> _EXERCISE OBJECTIVE_: Every line that holds the word "United" needs to be copied from the data below.

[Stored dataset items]

########

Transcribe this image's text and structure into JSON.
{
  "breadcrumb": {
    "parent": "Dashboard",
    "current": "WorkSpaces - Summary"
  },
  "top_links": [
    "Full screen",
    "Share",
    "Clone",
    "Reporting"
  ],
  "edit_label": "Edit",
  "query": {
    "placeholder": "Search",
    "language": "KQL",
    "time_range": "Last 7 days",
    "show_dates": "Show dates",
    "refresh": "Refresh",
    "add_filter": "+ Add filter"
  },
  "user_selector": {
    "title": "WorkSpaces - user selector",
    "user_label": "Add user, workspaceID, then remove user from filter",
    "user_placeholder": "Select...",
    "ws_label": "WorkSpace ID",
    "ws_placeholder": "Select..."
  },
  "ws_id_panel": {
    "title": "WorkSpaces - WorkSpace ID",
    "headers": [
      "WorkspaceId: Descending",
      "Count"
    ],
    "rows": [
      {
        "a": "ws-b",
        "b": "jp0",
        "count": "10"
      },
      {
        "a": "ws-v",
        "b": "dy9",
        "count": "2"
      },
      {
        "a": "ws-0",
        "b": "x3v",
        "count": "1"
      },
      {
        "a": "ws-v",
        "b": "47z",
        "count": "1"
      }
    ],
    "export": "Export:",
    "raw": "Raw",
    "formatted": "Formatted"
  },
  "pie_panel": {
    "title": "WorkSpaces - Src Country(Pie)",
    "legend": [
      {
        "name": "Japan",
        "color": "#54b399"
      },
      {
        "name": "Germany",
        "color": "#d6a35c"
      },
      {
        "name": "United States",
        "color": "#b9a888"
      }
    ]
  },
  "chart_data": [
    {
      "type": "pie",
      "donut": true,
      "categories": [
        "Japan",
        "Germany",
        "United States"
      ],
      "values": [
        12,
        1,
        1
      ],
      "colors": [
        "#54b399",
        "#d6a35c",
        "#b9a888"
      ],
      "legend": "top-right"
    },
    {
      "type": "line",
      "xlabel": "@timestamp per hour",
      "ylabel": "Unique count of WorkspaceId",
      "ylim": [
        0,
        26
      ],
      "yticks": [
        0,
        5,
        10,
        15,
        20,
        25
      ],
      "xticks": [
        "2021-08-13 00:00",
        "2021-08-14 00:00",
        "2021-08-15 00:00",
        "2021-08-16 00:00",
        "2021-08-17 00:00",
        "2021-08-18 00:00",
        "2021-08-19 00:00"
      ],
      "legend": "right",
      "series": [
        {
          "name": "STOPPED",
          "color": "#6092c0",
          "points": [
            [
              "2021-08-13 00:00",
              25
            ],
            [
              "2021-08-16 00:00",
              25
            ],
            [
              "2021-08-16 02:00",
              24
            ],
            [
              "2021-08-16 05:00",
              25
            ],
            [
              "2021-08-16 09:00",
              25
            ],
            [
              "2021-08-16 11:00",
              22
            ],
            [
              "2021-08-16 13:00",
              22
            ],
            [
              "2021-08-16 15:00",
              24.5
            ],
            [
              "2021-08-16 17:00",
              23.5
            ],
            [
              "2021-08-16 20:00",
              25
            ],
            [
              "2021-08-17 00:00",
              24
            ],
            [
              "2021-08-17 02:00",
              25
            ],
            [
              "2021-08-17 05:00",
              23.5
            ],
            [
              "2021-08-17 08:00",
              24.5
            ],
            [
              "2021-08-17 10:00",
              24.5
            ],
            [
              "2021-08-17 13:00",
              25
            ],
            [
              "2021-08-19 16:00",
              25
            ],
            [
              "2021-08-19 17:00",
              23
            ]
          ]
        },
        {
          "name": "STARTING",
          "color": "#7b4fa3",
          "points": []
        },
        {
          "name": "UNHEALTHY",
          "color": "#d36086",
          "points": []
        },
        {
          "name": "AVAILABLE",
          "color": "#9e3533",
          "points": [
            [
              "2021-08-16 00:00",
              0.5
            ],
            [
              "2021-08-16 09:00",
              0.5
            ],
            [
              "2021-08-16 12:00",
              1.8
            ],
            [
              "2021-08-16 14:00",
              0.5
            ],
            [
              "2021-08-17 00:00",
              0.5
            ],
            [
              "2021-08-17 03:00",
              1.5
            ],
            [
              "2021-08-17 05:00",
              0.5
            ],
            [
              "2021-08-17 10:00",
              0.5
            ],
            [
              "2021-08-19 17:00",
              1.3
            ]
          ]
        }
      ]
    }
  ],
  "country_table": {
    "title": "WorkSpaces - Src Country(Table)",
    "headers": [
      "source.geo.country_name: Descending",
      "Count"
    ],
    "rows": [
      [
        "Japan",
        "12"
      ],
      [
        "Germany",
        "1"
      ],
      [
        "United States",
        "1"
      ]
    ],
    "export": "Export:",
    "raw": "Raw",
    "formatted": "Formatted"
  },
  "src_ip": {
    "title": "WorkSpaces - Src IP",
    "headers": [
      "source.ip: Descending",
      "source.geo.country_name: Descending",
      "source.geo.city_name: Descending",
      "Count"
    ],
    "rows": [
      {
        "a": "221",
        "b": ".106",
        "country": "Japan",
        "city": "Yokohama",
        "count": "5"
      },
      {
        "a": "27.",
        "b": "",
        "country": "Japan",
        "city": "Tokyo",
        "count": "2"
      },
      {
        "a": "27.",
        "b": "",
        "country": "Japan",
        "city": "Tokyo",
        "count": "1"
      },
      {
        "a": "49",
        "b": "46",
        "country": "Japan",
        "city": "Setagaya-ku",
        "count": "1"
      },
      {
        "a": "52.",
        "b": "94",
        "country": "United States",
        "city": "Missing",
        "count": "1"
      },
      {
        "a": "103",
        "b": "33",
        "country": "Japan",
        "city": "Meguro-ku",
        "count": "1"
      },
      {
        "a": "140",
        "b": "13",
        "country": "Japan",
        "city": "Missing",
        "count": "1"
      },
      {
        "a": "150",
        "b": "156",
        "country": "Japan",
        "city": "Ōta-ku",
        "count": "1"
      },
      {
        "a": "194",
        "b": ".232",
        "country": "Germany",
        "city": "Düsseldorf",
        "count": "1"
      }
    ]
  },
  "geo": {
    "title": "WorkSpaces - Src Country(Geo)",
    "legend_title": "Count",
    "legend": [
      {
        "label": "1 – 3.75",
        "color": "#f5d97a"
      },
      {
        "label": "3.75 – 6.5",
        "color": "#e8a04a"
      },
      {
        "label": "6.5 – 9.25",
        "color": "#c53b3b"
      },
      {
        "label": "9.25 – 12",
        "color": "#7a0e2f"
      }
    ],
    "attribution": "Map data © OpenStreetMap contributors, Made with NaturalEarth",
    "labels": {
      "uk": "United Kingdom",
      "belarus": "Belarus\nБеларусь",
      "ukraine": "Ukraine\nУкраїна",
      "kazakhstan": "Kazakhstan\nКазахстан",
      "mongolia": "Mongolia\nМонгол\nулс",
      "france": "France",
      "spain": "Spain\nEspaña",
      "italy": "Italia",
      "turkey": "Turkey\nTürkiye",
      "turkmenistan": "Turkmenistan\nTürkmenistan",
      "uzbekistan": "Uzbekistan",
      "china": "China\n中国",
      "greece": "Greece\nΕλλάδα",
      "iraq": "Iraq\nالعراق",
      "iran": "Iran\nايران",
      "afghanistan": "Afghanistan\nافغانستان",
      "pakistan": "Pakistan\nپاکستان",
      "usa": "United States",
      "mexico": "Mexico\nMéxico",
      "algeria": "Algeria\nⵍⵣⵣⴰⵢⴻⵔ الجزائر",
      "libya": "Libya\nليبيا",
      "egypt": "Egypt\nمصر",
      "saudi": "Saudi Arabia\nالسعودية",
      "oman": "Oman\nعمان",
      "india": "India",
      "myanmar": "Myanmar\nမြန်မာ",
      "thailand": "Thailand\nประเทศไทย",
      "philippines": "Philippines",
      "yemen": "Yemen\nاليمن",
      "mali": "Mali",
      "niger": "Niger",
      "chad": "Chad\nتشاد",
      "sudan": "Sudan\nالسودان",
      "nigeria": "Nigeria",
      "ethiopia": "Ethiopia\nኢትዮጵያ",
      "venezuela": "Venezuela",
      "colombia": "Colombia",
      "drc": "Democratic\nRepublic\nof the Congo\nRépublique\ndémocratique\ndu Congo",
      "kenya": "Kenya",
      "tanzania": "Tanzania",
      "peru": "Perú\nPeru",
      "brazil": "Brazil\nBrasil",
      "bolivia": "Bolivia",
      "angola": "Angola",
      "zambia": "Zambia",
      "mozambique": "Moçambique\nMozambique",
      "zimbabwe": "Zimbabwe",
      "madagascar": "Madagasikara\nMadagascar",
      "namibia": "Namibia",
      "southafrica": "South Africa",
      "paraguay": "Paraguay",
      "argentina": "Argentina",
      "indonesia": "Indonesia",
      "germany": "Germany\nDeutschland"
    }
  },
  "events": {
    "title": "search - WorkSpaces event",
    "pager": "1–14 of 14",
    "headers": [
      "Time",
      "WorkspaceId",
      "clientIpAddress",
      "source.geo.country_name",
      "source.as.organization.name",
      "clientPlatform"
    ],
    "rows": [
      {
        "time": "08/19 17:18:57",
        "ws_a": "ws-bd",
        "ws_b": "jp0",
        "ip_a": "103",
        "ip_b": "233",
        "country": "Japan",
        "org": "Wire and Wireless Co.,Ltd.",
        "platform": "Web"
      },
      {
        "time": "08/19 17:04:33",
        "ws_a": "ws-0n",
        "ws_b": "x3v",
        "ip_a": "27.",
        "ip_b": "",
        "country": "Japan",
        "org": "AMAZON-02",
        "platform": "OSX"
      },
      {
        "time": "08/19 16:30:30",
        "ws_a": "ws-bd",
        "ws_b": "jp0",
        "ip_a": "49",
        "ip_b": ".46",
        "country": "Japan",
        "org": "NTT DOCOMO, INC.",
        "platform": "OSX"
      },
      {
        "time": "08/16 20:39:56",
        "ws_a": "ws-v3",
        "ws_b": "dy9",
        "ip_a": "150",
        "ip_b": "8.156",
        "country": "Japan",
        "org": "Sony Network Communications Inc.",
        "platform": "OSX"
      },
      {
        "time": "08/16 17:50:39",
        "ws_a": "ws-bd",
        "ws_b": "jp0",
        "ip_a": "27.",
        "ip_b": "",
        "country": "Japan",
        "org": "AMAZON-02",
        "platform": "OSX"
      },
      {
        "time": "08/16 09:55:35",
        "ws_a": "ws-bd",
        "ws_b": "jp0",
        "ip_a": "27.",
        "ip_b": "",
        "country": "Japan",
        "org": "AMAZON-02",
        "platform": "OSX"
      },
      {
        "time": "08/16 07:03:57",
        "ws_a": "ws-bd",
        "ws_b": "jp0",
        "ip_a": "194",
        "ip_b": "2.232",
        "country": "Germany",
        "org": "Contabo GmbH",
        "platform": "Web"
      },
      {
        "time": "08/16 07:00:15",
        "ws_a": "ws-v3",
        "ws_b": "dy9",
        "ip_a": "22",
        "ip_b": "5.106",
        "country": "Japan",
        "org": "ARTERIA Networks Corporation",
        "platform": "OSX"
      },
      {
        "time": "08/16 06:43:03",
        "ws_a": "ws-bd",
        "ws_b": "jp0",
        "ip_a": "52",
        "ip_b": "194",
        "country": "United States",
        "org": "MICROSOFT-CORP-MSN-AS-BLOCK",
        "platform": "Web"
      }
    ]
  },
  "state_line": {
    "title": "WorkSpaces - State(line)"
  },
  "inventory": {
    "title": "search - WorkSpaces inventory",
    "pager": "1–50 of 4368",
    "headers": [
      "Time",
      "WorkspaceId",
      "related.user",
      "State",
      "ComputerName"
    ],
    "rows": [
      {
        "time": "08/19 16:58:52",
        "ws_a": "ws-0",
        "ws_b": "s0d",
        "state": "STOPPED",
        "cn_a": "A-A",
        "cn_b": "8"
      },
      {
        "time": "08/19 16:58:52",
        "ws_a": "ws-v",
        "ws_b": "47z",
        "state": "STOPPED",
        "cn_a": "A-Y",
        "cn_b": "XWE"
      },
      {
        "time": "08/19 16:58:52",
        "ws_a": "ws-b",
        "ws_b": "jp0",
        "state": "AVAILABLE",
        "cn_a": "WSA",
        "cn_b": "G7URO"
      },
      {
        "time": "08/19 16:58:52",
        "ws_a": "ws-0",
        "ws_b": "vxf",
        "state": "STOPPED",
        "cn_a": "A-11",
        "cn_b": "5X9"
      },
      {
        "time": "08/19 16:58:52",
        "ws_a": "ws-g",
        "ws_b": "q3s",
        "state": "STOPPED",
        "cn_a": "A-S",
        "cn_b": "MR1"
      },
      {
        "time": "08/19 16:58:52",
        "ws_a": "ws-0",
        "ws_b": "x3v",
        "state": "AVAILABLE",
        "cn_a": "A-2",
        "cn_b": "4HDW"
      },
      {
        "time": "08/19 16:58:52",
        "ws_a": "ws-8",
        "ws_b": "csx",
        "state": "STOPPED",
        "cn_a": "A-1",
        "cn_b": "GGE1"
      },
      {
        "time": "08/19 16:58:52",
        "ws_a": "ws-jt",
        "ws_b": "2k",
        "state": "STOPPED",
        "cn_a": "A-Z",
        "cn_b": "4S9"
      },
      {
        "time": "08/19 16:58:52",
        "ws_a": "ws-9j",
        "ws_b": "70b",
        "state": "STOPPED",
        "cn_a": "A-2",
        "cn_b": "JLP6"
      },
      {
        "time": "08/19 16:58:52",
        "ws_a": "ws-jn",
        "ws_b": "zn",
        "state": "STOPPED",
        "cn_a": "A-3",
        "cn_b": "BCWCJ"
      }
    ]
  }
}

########

> _REPLY TO THE EXERCISE_:
        "name": "United States",
        "United States"
        "United States",
        "country": "United States",
      "uk": "United Kingdom",
      "usa": "United States",
        "country": "United States",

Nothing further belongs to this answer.